These books both treat outdoor cooking with fire and coals, but they're very different in approach, voice, and design.
Francis Mallmann's Seven Fires is a beautifully photographed and designed book about Argentine traditions of countryside cooking with wood fire and coals: mainly on a grill or a griddle, the chapa, but also on an upright frame, in the ashes of the fire, and an ingenious small-scale version of pit-cooking, in a wheelbarrow. The recipes are simple but unusual, and good. Though the focus is on meats, most spectacularly a whole cow, the range of dishes is quite wide, and some of my favorites were vegetables and fruits. Both beets and potatoes are boiled whole, then flattened between the hands to maximize their brownable surface area and finished on the chapa (an iron griddle set over a fire), the potatoes with a crust of tapenade. Oranges are dipped in sugar and cooked on the chapa with rosemary until caramelized and then some.

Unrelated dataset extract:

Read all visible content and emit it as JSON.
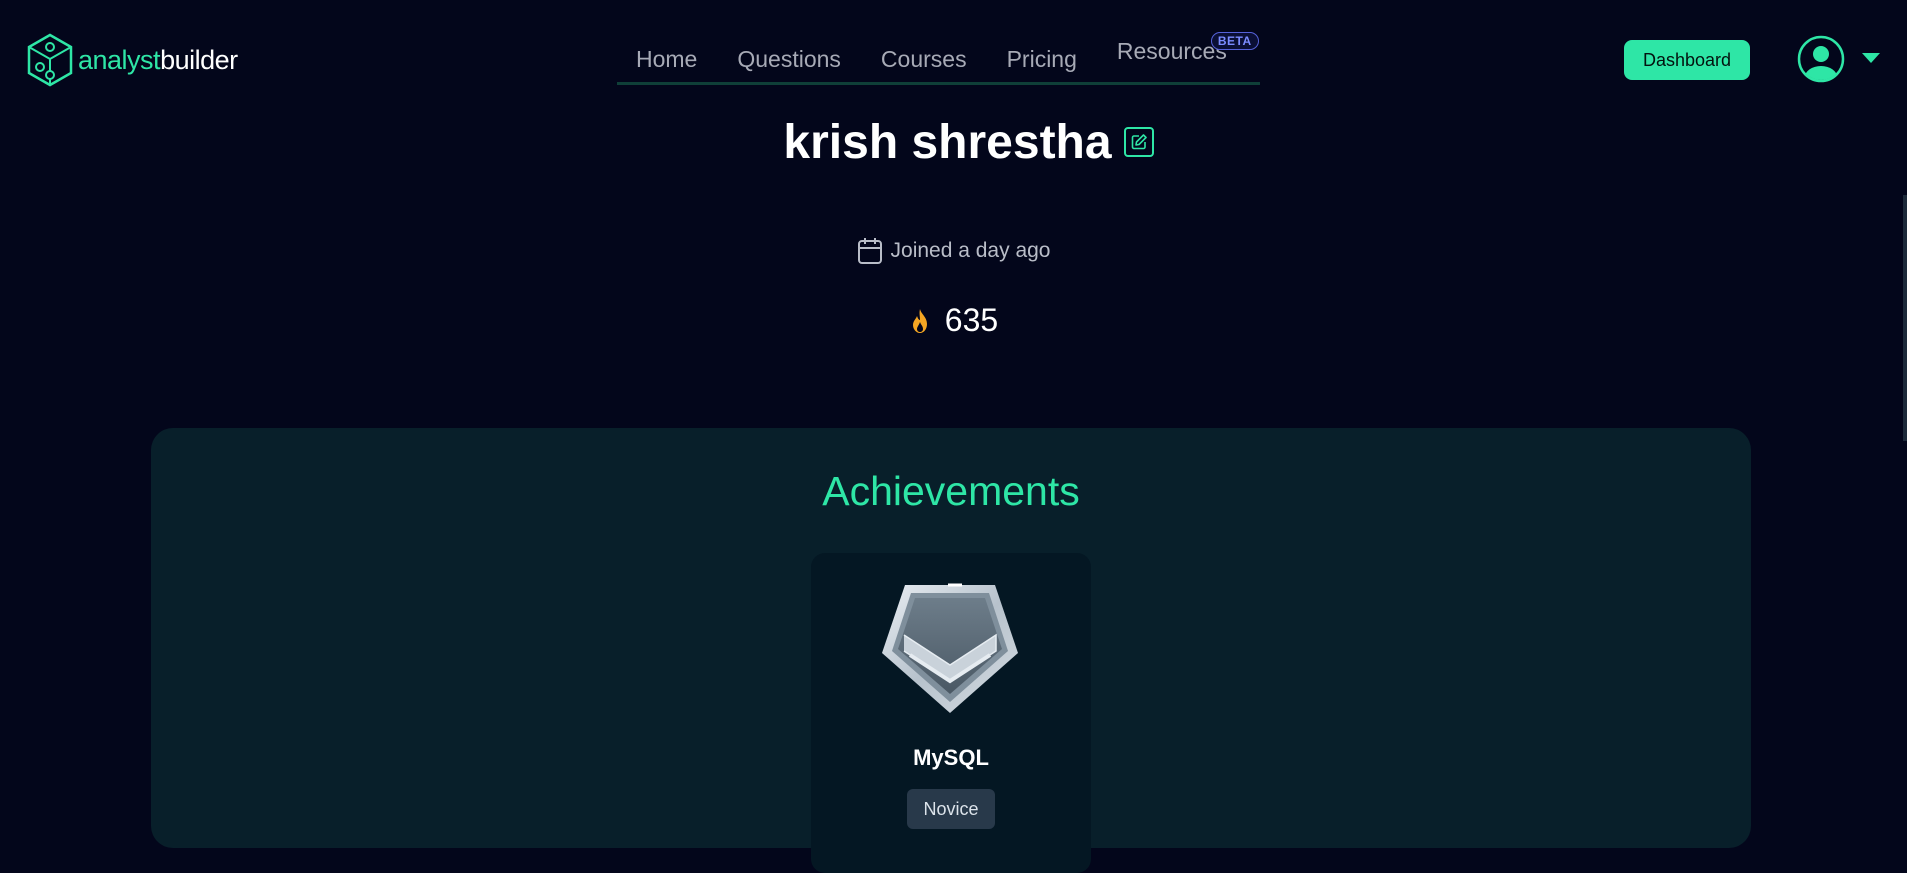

Points off for perpetuating the myth that a high-temperature crust will seal in the juices of a steak, and claiming that long cooking over moderate heat gives an even doneness edge to edge (belied by the photograph). Points given for timings that nevertheless worked as promised, and for some interesting reflections, for example on harmony as an overrated quality in foods -- "disharmony in cuisine calls attention to the basic nature of the ingredients" -- and on the appeal of the burned.
Adam Perry Lang's Serious Barbecue includes steaks and burgers. About 300 pages are devoted to meats, 50 to sides. Where Seven Fires is understated and cool, Serious Barbecue is bright and saturated, the photos with color, the text with Lang’s self-described quest for intensity of flavor. The rib, shoulder, burger and grilled corn recipes I tried were indeed tasty, but many call for long and similar lists of ingredients that meld into a general sweet, fruity, salty spiciness. A typical pork recipe calls for the meat to be soaked and/or injected with brine, seasoned with a dry spice blend, basted and honey-glazed over the course of many hours, then sauced both on the grill and on a cutting board wetted down with the sauce. Lang's basic sauce has 18 ingredients, his vinaigrette 14. Lots of flavors. It’s true that all the elaborate preparations and attentions are deeply, oddly satisfying.

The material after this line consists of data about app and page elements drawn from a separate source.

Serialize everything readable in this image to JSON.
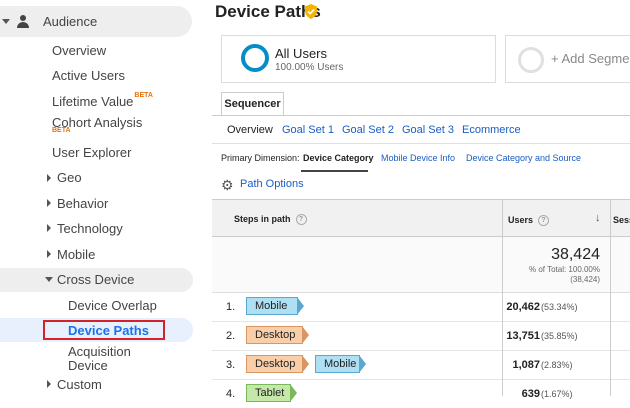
{
  "sidebar": {
    "audience_label": "Audience",
    "items": [
      {
        "label": "Overview"
      },
      {
        "label": "Active Users"
      },
      {
        "label": "Lifetime Value",
        "badge": "BETA"
      },
      {
        "label": "Cohort Analysis",
        "badge": "BETA"
      },
      {
        "label": "User Explorer"
      },
      {
        "label": "Geo"
      },
      {
        "label": "Behavior"
      },
      {
        "label": "Technology"
      },
      {
        "label": "Mobile"
      },
      {
        "label": "Cross Device"
      },
      {
        "label": "Custom"
      }
    ],
    "cross_device_items": [
      {
        "label": "Device Overlap"
      },
      {
        "label": "Device Paths"
      },
      {
        "label": "Acquisition",
        "label2": "Device"
      }
    ]
  },
  "page": {
    "title": "Device Paths"
  },
  "segment": {
    "name": "All Users",
    "percent": "100.00% Users",
    "add_label": "+ Add Segment"
  },
  "sequencer_tab": "Sequencer",
  "tabs": [
    "Overview",
    "Goal Set 1",
    "Goal Set 2",
    "Goal Set 3",
    "Ecommerce"
  ],
  "primary_dimension": {
    "label": "Primary Dimension:",
    "options": [
      "Device Category",
      "Mobile Device Info",
      "Device Category and Source"
    ]
  },
  "path_options": "Path Options",
  "table": {
    "headers": {
      "steps": "Steps in path",
      "users": "Users",
      "sessions": "Sess"
    },
    "total": {
      "value": "38,424",
      "pct": "% of Total: 100.00%",
      "abs": "(38,424)"
    },
    "rows": [
      {
        "idx": "1.",
        "steps": [
          "Mobile"
        ],
        "users": "20,462",
        "pct": "(53.34%)"
      },
      {
        "idx": "2.",
        "steps": [
          "Desktop"
        ],
        "users": "13,751",
        "pct": "(35.85%)"
      },
      {
        "idx": "3.",
        "steps": [
          "Desktop",
          "Mobile"
        ],
        "users": "1,087",
        "pct": "(2.83%)"
      },
      {
        "idx": "4.",
        "steps": [
          "Tablet"
        ],
        "users": "639",
        "pct": "(1.67%)"
      }
    ]
  },
  "colors": {
    "accent": "#1a73e8",
    "link": "#1a5dc4",
    "ring": "#058dc7",
    "highlight_border": "#d0232b"
  }
}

Points off for not addressing the challenges of slow cooking on domestic-sized grills, where the air temperature is deceptive, and for a barbecue method that in my experience undid hours of long slow cooking with a period of high heat that is created when the meat is wrapped in foil: when you do this, evaporation no longer cools the meat, and its temperature rises. Points given for an excellent Q&A on barbecue science with David Arnold, resident genius at the French Culinary Institute, and valuable pages on recognizing meat quality -- heirloom pork is great, Lang asks, but how has it fared in the food chain? Does the store sell enough of it for it to be in good shape and worth the premium?
My choice: Seven Fires, for its simplicity, variety, and suggestiveness.
McGee quibbles about the instructions for meat prep, but he is one who knows better than any of us, so those details may be neither here nor there to us mere mortals. Besides, I have found often that equally qualified experts will assert completely contradictory instructions for basic preparations, so this sort of thing is always somewhat subjective anyway.
The editors hired good recipe developers, so the elegant sides seem actually possible to reproduce. The story about Mallmann's potato feast is stunning, and really shows his deserved bravado. I'm so glad to have finally been introduce to Argentina's titan of fire.